_Problem to work on_
The response must consist of all the records, retyped exactly.

*** Given records Section Begins ***

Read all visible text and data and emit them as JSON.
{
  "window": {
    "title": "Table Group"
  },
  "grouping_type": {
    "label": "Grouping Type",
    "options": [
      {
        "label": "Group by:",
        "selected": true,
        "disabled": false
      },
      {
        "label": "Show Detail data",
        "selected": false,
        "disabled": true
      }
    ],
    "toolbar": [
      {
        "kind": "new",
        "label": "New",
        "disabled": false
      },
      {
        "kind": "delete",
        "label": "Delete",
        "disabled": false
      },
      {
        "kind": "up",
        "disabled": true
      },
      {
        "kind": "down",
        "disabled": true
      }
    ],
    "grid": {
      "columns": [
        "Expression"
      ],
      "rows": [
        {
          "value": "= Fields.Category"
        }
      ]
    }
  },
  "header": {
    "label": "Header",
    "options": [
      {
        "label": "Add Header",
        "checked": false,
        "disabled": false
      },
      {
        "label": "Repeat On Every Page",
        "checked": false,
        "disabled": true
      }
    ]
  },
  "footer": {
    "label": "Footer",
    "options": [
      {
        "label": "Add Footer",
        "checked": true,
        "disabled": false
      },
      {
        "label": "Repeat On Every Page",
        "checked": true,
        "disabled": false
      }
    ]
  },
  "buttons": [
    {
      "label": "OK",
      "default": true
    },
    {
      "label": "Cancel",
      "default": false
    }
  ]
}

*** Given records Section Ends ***

_The completed task_
Read all visible text and data and emit them as JSON.
{
  "window": {
    "title": "Table Group"
  },
  "grouping_type": {
    "label": "Grouping Type",
    "options": [
      {
        "label": "Group by:",
        "selected": true,
        "disabled": false
      },
      {
        "label": "Show Detail data",
        "selected": false,
        "disabled": true
      }
    ],
    "toolbar": [
      {
        "kind": "new",
        "label": "New",
        "disabled": false
      },
      {
        "kind": "delete",
        "label": "Delete",
        "disabled": false
      },
      {
        "kind": "up",
        "disabled": true
      },
      {
        "kind": "down",
        "disabled": true
      }
    ],
    "grid": {
      "columns": [
        "Expression"
      ],
      "rows": [
        {
          "value": "= Fields.Category"
        }
      ]
    }
  },
  "header": {
    "label": "Header",
    "options": [
      {
        "label": "Add Header",
        "checked": false,
        "disabled": false
      },
      {
        "label": "Repeat On Every Page",
        "checked": false,
        "disabled": true
      }
    ]
  },
  "footer": {
    "label": "Footer",
    "options": [
      {
        "label": "Add Footer",
        "checked": true,
        "disabled": false
      },
      {
        "label": "Repeat On Every Page",
        "checked": true,
        "disabled": false
      }
    ]
  },
  "buttons": [
    {
      "label": "OK",
      "default": true
    },
    {
      "label": "Cancel",
      "default": false
    }
  ]
}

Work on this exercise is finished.